At the moment, the article, is not online but hopefully it will be at some point. One other estimated statistic is that “out loud” conversation accounts for only 30% of the verbal activity in our brain – this is self-generated verbal activity and does not refer to reading nor, as far as I understand, writing – just thinking and talking to ourselves.

The Musical Brain

I’m continually indebted to Edinburgh University’s Institute for Music in Human and Social Development (IMHSD), and in particular to Dr. Katie Overy, for flagging up many interesting events.
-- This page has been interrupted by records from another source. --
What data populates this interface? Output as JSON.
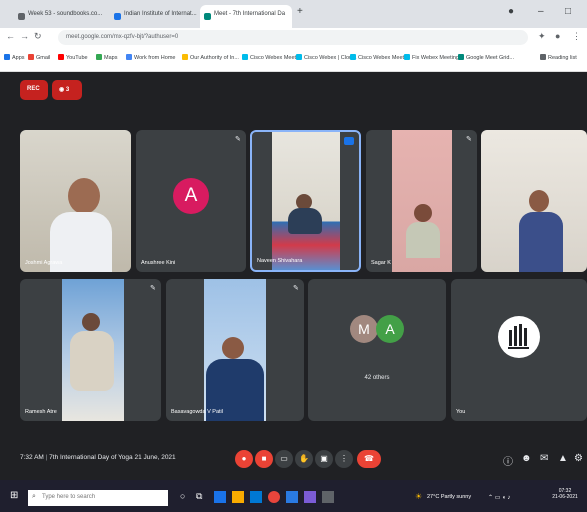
{
  "browser": {
    "tabs": [
      {
        "label": "Week 53 - soundbooks.co...",
        "favicon_color": "#5f6368"
      },
      {
        "label": "Indian Institute of Internat...",
        "favicon_color": "#1a73e8"
      },
      {
        "label": "Meet - 7th International Da",
        "favicon_color": "#00897b"
      }
    ],
    "new_tab": "+",
    "url": "meet.google.com/mx-qzfv-bjt/?authuser=0",
    "bookmarks": [
      {
        "label": "Apps",
        "color": "#1a73e8"
      },
      {
        "label": "Gmail",
        "color": "#ea4335"
      },
      {
        "label": "YouTube",
        "color": "#ff0000"
      },
      {
        "label": "Maps",
        "color": "#34a853"
      },
      {
        "label": "Work from Home",
        "color": "#4285f4"
      },
      {
        "label": "Our Authority of In...",
        "color": "#fbbc04"
      },
      {
        "label": "Cisco Webex Meeti...",
        "color": "#00bceb"
      },
      {
        "label": "Cisco Webex | Clou...",
        "color": "#00bceb"
      },
      {
        "label": "Cisco Webex Meeti...",
        "color": "#00bceb"
      },
      {
        "label": "Fix Webex Meeting...",
        "color": "#00bceb"
      },
      {
        "label": "Google Meet Grid...",
        "color": "#00897b"
      },
      {
        "label": "Reading list",
        "color": "#5f6368"
      }
    ]
  },
  "meet": {
    "rec_label": "REC",
    "viewer_count": "3",
    "participants": [
      {
        "name": "Joshmi Agrawa",
        "type": "video"
      },
      {
        "name": "Anushree Kini",
        "type": "avatar",
        "initial": "A",
        "avatar_color": "#d81b60"
      },
      {
        "name": "Naveen Shivahara",
        "type": "video",
        "active": true
      },
      {
        "name": "Sagar K",
        "type": "video"
      },
      {
        "name": "",
        "type": "video"
      },
      {
        "name": "Ramesh Atre",
        "type": "video"
      },
      {
        "name": "Basavagowda V Patil",
        "type": "video"
      },
      {
        "name": "42 others",
        "type": "others",
        "initials": [
          "M",
          "A"
        ]
      },
      {
        "name": "You",
        "type": "logo"
      }
    ],
    "time": "7:32 AM",
    "meeting_title": "7th International Day of Yoga 21 June, 2021"
  },
  "taskbar": {
    "search_placeholder": "Type here to search",
    "weather": "27°C Partly sunny",
    "clock_time": "07:32",
    "clock_date": "21-06-2021"
  }
}
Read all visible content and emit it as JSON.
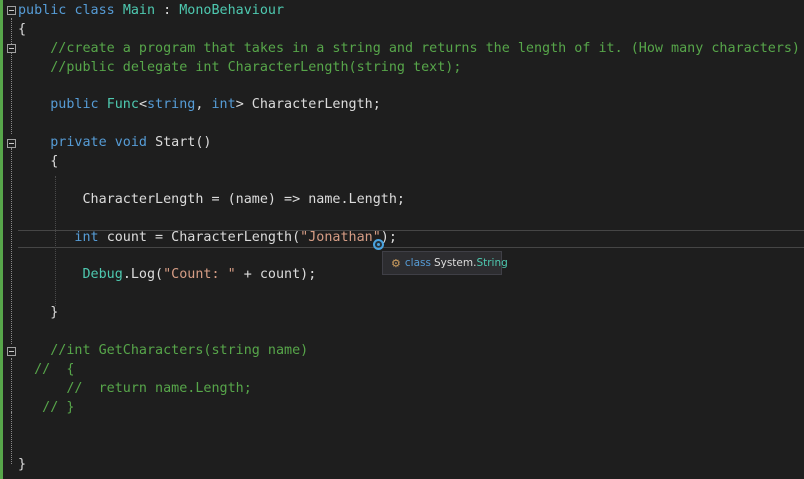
{
  "editor": {
    "lines": [
      {
        "id": "l1",
        "parts": [
          [
            "kw",
            "public"
          ],
          [
            "plain",
            " "
          ],
          [
            "kw",
            "class"
          ],
          [
            "plain",
            " "
          ],
          [
            "type",
            "Main"
          ],
          [
            "plain",
            " : "
          ],
          [
            "type",
            "MonoBehaviour"
          ]
        ]
      },
      {
        "id": "l2",
        "parts": [
          [
            "plain",
            "{"
          ]
        ]
      },
      {
        "id": "l3",
        "parts": [
          [
            "cmt",
            "    //create a program that takes in a string and returns the length of it. (How many characters)"
          ]
        ]
      },
      {
        "id": "l4",
        "parts": [
          [
            "cmt",
            "    //public delegate int CharacterLength(string text);"
          ]
        ]
      },
      {
        "id": "l5",
        "parts": [
          [
            "kw",
            "    public "
          ],
          [
            "type",
            "Func"
          ],
          [
            "plain",
            "<"
          ],
          [
            "kw",
            "string"
          ],
          [
            "plain",
            ", "
          ],
          [
            "kw",
            "int"
          ],
          [
            "plain",
            "> CharacterLength;"
          ]
        ]
      },
      {
        "id": "l6",
        "parts": [
          [
            "kw",
            "    private "
          ],
          [
            "kw",
            "void "
          ],
          [
            "plain",
            "Start()"
          ]
        ]
      },
      {
        "id": "l7",
        "parts": [
          [
            "plain",
            "    {"
          ]
        ]
      },
      {
        "id": "l8",
        "parts": [
          [
            "plain",
            "        CharacterLength = (name) => name.Length;"
          ]
        ]
      },
      {
        "id": "l9",
        "parts": [
          [
            "kw",
            "       int "
          ],
          [
            "plain",
            "count = CharacterLength("
          ],
          [
            "str",
            "\"Jonathan\""
          ],
          [
            "plain",
            ");"
          ]
        ]
      },
      {
        "id": "l10",
        "parts": [
          [
            "plain",
            "        "
          ],
          [
            "type",
            "Debug"
          ],
          [
            "plain",
            ".Log("
          ],
          [
            "str",
            "\"Count: \""
          ],
          [
            "plain",
            " + count);"
          ]
        ]
      },
      {
        "id": "l11",
        "parts": [
          [
            "plain",
            "    }"
          ]
        ]
      },
      {
        "id": "l12",
        "parts": [
          [
            "cmt",
            "    //int GetCharacters(string name)"
          ]
        ]
      },
      {
        "id": "l13",
        "parts": [
          [
            "cmt",
            "  //  {"
          ]
        ]
      },
      {
        "id": "l14",
        "parts": [
          [
            "cmt",
            "      //  return name.Length;"
          ]
        ]
      },
      {
        "id": "l15",
        "parts": [
          [
            "cmt",
            "   // }"
          ]
        ]
      },
      {
        "id": "l16",
        "parts": [
          [
            "plain",
            "}"
          ]
        ]
      }
    ]
  },
  "tooltip": {
    "icon": "class-icon",
    "keyword": "class",
    "namespace": "System.",
    "type": "String"
  }
}
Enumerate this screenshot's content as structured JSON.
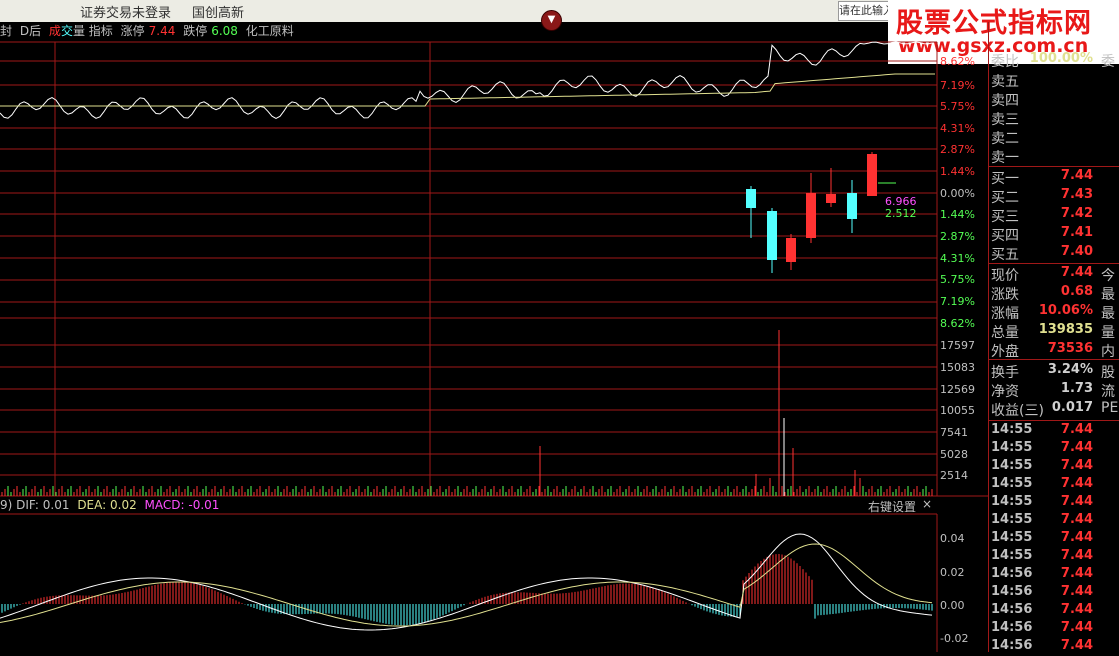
{
  "topbar": {
    "items": [
      "证券交易未登录",
      "国创高新"
    ],
    "search_placeholder": "请在此输入"
  },
  "watermark": {
    "title": "股票公式指标网",
    "url": "www.gsxz.com.cn"
  },
  "infobar": {
    "left_trunc": "封",
    "mode": "D后",
    "tabs": [
      "成交量",
      "指标"
    ],
    "zhangting_label": "涨停",
    "zhangting_value": "7.44",
    "dieting_label": "跌停",
    "dieting_value": "6.08",
    "sector": "化工原料"
  },
  "pct_axis": {
    "upper": [
      "8.62%",
      "7.19%",
      "5.75%",
      "4.31%",
      "2.87%",
      "1.44%",
      "0.00%"
    ],
    "lower": [
      "1.44%",
      "2.87%",
      "4.31%",
      "5.75%",
      "7.19%",
      "8.62%"
    ]
  },
  "vol_axis": [
    "17597",
    "15083",
    "12569",
    "10055",
    "7541",
    "5028",
    "2514"
  ],
  "macd_axis": [
    "0.04",
    "0.02",
    "0.00",
    "-0.02"
  ],
  "candle_labels": {
    "high": "6.966",
    "low": "2.512"
  },
  "macd": {
    "prefix": "9)",
    "dif": "DIF: 0.01",
    "dea": "DEA: 0.02",
    "macd": "MACD: -0.01",
    "right_click": "右键设置",
    "close": "×"
  },
  "quote_panel": {
    "top_trunc": "委比",
    "top_trunc_val": "100.00%",
    "top_trunc_end": "委",
    "sell": [
      "卖五",
      "卖四",
      "卖三",
      "卖二",
      "卖一"
    ],
    "buy": [
      {
        "label": "买一",
        "price": "7.44"
      },
      {
        "label": "买二",
        "price": "7.43"
      },
      {
        "label": "买三",
        "price": "7.42"
      },
      {
        "label": "买四",
        "price": "7.41"
      },
      {
        "label": "买五",
        "price": "7.40"
      }
    ],
    "stats": [
      {
        "label": "现价",
        "value": "7.44",
        "end": "今",
        "color": "#ff3232"
      },
      {
        "label": "涨跌",
        "value": "0.68",
        "end": "最",
        "color": "#ff3232"
      },
      {
        "label": "涨幅",
        "value": "10.06%",
        "end": "最",
        "color": "#ff3232"
      },
      {
        "label": "总量",
        "value": "139835",
        "end": "量",
        "color": "#e0e090"
      },
      {
        "label": "外盘",
        "value": "73536",
        "end": "内",
        "color": "#ff3232"
      },
      {
        "label": "换手",
        "value": "3.24%",
        "end": "股",
        "color": "#d0d0d0"
      },
      {
        "label": "净资",
        "value": "1.73",
        "end": "流",
        "color": "#d0d0d0"
      },
      {
        "label": "收益(三)",
        "value": "0.017",
        "end": "PE",
        "color": "#d0d0d0"
      }
    ],
    "ticks": [
      {
        "time": "14:55",
        "price": "7.44"
      },
      {
        "time": "14:55",
        "price": "7.44"
      },
      {
        "time": "14:55",
        "price": "7.44"
      },
      {
        "time": "14:55",
        "price": "7.44"
      },
      {
        "time": "14:55",
        "price": "7.44"
      },
      {
        "time": "14:55",
        "price": "7.44"
      },
      {
        "time": "14:55",
        "price": "7.44"
      },
      {
        "time": "14:55",
        "price": "7.44"
      },
      {
        "time": "14:56",
        "price": "7.44"
      },
      {
        "time": "14:56",
        "price": "7.44"
      },
      {
        "time": "14:56",
        "price": "7.44"
      },
      {
        "time": "14:56",
        "price": "7.44"
      },
      {
        "time": "14:56",
        "price": "7.44"
      }
    ]
  },
  "colors": {
    "grid": "#a01818",
    "up": "#ff3232",
    "down": "#54ffff",
    "price_line": "#ffffff",
    "avg_line": "#e0e090",
    "dea": "#e0e090",
    "macd_label": "#ff50ff"
  }
}
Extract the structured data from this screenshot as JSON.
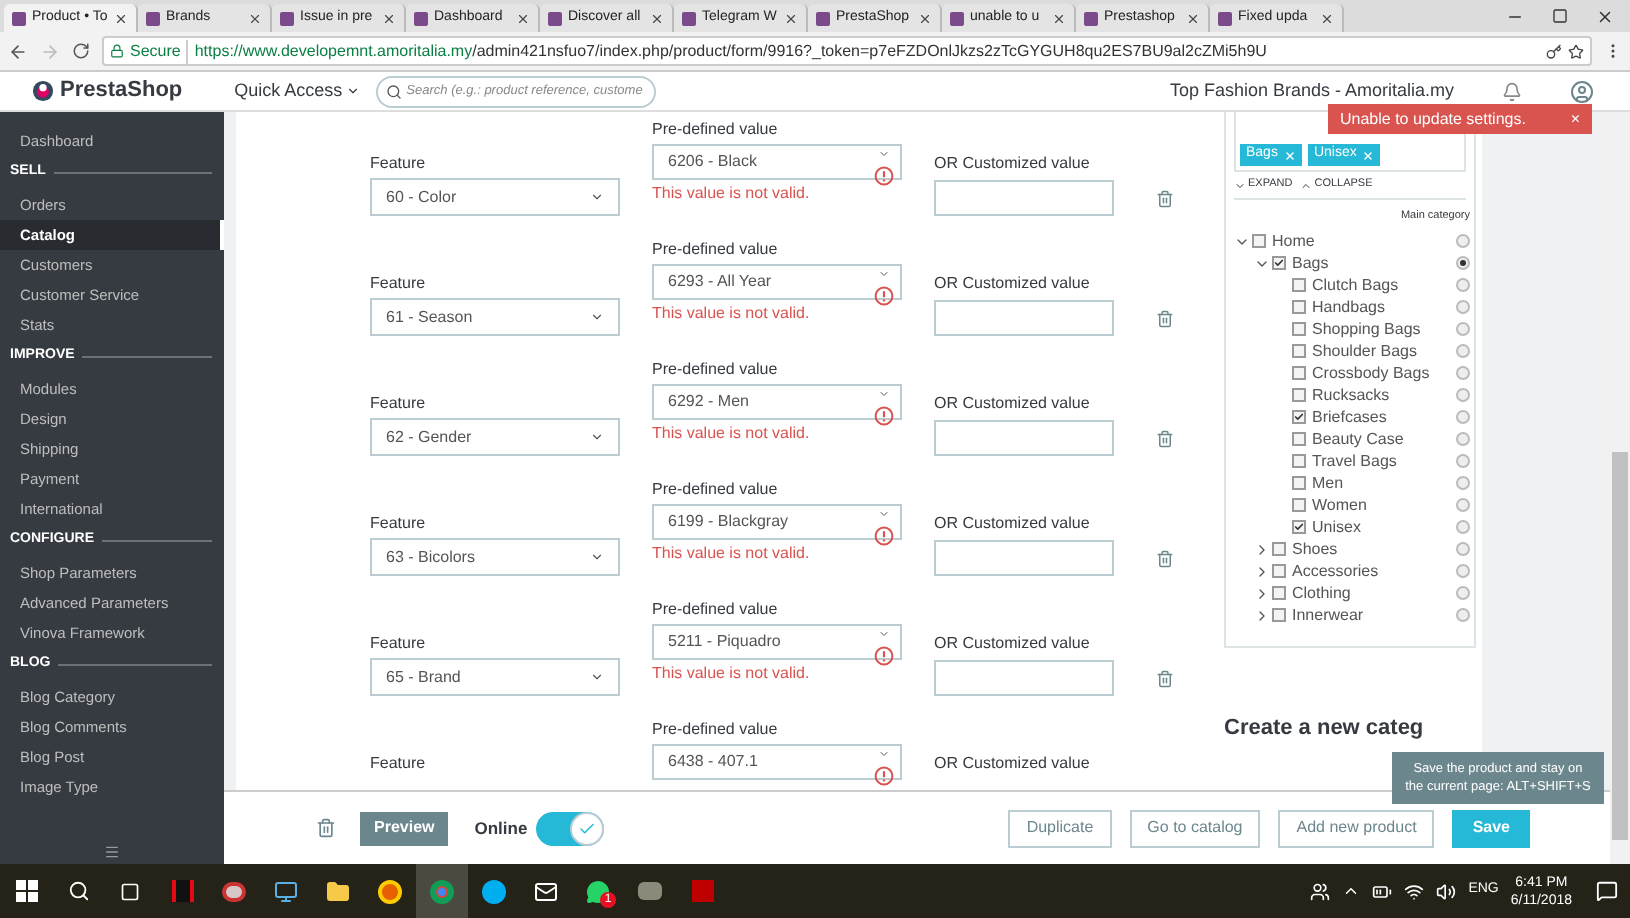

In the relatively recent past I have attended a fascinating conference entitled Communicative Musicality and a lecture on Musical Entrainment.

Two more promising events have been brought to my attention in the last couple of days.

The first of these, entitled The Musical Brain, concerns the growing field which links music and neuroscience.*

The second, entitled The Child’s Curriculum: ‘What is the Value of Early Childhood Education and Care?’ concentrates on “ the value of early childhood education and care, with a particular focus on the implications for future practice and policy in Scotland.” This event is, which takes place in Edinburgh’s Royal College of Physicians, is free but registration is required – details here.

* you can find write-ups of music/neuroscience events I attended in The Wellcome Collection – here, here and here.

Interest in this area has led me to some interesting books which I can recommend:

This Is Your Brain On Music by Daniel Levitin
The Singing Neanderthals: The Origins of Music, Language, Mind and Body by Steven Mithen
Communicative Musicality edited by Stephen Malloch and Colwyn Trevarthen
The Brain That Changes Itself by Norman Doidge